**REQUIRED WORK:** List each line of the data that holds the string "BEND", please.

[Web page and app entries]
▬▬▬▬▬▬

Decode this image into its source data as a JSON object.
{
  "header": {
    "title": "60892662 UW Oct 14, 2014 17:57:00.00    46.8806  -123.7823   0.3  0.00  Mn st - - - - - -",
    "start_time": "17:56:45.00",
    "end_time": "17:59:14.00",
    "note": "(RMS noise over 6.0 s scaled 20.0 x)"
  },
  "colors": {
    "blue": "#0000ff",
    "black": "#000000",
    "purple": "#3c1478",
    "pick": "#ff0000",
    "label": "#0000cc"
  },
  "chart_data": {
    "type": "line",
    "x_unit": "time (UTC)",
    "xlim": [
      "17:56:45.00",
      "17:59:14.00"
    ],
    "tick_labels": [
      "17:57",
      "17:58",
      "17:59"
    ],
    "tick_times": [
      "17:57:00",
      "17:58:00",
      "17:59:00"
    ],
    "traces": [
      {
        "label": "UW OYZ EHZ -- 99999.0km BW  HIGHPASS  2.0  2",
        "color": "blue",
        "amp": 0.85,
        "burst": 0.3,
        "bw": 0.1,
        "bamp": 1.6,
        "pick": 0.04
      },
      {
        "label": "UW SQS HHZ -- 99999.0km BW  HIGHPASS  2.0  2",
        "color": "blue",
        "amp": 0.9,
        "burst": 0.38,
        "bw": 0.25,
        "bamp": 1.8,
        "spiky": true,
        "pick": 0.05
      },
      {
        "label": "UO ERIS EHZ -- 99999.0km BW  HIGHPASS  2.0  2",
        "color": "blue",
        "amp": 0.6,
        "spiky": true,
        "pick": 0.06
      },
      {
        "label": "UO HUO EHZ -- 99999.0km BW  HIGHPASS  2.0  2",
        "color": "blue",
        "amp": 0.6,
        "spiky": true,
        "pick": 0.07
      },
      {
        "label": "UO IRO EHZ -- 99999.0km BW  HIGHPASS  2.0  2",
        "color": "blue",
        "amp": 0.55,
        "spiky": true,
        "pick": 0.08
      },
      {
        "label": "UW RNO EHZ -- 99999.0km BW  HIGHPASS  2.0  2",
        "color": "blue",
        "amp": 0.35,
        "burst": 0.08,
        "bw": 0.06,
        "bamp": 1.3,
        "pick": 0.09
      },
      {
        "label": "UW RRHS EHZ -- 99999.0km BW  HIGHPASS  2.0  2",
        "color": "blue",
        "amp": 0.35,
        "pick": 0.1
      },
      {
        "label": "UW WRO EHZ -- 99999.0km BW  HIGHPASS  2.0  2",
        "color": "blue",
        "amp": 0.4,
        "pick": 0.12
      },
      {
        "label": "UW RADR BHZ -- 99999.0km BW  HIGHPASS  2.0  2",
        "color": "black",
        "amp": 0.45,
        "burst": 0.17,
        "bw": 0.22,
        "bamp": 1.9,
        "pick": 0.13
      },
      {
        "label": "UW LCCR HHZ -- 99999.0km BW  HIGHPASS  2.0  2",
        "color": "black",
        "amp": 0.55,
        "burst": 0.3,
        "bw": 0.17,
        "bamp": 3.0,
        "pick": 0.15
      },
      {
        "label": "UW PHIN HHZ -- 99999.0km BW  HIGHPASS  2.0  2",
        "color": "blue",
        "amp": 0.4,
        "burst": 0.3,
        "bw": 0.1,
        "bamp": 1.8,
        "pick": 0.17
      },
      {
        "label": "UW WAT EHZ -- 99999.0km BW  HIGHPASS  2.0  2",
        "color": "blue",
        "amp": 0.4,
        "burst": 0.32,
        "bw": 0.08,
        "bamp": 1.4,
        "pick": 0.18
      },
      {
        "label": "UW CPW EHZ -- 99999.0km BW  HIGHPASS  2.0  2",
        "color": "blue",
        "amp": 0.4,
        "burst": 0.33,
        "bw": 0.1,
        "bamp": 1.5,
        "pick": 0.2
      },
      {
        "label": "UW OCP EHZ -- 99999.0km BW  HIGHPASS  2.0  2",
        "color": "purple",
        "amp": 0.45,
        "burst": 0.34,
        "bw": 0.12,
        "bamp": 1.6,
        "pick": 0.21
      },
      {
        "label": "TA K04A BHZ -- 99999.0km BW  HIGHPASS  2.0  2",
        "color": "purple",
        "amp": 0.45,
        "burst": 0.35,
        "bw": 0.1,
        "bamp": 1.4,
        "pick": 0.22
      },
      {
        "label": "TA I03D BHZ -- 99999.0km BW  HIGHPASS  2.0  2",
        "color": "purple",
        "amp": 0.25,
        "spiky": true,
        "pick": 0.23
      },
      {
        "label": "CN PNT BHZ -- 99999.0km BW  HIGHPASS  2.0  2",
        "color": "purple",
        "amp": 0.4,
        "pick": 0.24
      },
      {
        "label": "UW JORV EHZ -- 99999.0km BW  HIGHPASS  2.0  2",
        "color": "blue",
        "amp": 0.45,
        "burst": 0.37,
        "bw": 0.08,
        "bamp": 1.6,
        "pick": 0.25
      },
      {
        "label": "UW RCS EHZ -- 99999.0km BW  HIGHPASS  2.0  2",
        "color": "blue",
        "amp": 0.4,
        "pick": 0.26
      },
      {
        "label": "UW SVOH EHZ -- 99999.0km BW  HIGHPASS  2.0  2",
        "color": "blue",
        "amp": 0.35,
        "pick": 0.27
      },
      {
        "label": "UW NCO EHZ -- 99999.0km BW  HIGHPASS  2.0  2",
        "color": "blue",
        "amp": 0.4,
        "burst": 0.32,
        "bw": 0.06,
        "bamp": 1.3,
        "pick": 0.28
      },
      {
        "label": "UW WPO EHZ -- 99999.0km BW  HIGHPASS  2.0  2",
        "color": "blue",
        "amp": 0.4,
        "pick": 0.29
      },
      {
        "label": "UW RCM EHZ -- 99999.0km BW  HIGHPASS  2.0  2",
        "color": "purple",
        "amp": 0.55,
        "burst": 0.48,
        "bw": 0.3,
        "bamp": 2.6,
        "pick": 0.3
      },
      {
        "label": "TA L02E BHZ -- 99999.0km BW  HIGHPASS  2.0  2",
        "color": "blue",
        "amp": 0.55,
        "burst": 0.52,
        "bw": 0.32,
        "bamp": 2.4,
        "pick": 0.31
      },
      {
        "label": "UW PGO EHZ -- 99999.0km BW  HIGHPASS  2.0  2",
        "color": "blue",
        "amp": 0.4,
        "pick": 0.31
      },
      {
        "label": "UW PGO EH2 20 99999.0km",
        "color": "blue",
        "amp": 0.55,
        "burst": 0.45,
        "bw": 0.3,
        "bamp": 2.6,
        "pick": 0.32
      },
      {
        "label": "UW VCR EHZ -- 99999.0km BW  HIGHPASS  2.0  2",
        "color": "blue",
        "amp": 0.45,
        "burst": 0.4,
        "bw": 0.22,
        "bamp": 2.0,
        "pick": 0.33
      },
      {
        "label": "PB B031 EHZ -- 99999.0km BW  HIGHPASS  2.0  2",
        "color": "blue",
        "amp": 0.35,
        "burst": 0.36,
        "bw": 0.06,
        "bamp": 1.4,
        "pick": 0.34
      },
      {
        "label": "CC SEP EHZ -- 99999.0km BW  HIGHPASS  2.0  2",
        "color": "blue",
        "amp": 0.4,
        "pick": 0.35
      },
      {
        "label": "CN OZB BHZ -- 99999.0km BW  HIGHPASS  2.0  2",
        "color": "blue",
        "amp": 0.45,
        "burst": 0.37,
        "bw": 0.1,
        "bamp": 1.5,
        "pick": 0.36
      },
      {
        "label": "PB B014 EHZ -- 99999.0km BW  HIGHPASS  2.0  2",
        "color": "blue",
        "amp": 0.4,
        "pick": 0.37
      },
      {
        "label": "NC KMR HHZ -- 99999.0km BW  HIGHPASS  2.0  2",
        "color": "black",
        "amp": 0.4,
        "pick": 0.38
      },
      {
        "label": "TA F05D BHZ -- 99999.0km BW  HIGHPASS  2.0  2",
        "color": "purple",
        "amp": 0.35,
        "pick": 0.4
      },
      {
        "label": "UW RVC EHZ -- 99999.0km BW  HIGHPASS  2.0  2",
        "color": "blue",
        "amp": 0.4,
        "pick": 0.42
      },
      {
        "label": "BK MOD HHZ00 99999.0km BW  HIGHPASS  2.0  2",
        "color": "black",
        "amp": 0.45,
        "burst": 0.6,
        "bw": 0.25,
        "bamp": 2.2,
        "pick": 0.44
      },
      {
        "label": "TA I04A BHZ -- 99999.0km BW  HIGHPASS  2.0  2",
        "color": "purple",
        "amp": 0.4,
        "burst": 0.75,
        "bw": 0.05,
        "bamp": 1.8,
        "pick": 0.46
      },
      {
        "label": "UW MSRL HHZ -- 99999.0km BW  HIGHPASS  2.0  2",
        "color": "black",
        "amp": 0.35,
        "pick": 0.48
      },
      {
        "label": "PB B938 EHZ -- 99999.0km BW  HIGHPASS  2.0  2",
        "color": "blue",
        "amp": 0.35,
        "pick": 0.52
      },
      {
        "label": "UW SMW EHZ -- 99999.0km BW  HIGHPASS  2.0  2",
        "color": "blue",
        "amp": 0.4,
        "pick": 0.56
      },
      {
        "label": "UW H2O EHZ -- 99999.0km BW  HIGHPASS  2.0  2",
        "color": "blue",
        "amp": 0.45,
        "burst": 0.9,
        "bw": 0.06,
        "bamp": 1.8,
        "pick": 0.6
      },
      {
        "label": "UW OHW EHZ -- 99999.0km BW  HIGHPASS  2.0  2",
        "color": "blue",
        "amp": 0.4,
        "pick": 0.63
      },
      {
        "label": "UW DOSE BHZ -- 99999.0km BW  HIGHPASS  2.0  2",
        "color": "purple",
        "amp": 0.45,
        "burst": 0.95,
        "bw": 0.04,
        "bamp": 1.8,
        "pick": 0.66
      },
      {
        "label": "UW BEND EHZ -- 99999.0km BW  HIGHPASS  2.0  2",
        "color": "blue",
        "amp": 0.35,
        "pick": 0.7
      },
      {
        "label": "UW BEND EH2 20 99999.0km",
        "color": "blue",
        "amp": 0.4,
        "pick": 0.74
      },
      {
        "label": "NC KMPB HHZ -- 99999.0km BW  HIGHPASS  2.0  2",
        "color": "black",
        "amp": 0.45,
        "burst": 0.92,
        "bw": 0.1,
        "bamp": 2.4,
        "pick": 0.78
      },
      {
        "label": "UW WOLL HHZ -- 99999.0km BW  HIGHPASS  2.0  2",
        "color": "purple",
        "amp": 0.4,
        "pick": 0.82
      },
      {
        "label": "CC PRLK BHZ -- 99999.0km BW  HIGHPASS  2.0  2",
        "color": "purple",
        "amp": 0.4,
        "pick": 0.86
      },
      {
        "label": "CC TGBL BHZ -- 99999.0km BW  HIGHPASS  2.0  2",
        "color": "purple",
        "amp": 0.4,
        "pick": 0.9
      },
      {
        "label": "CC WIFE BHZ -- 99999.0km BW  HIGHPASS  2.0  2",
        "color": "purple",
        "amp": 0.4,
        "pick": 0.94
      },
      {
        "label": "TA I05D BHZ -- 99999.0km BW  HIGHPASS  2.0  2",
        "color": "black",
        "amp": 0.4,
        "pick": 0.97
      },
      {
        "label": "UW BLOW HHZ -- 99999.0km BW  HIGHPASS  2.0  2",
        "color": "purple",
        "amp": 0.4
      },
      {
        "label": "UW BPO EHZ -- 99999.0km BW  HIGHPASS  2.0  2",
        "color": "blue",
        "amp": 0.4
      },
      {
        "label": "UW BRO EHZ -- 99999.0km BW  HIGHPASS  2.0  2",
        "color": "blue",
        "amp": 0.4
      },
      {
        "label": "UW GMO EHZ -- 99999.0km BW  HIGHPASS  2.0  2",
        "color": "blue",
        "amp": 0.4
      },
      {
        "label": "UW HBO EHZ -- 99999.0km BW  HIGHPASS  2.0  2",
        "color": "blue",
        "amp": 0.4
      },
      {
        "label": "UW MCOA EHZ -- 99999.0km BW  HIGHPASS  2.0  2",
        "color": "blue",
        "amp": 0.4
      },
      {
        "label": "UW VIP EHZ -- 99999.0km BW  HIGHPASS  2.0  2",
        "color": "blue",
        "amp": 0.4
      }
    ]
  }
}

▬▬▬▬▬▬

**YOUR RESPONSE:**
        "label": "UW BEND EHZ -- 99999.0km BW  HIGHPASS  2.0  2",
        "label": "UW BEND EH2 20 99999.0km",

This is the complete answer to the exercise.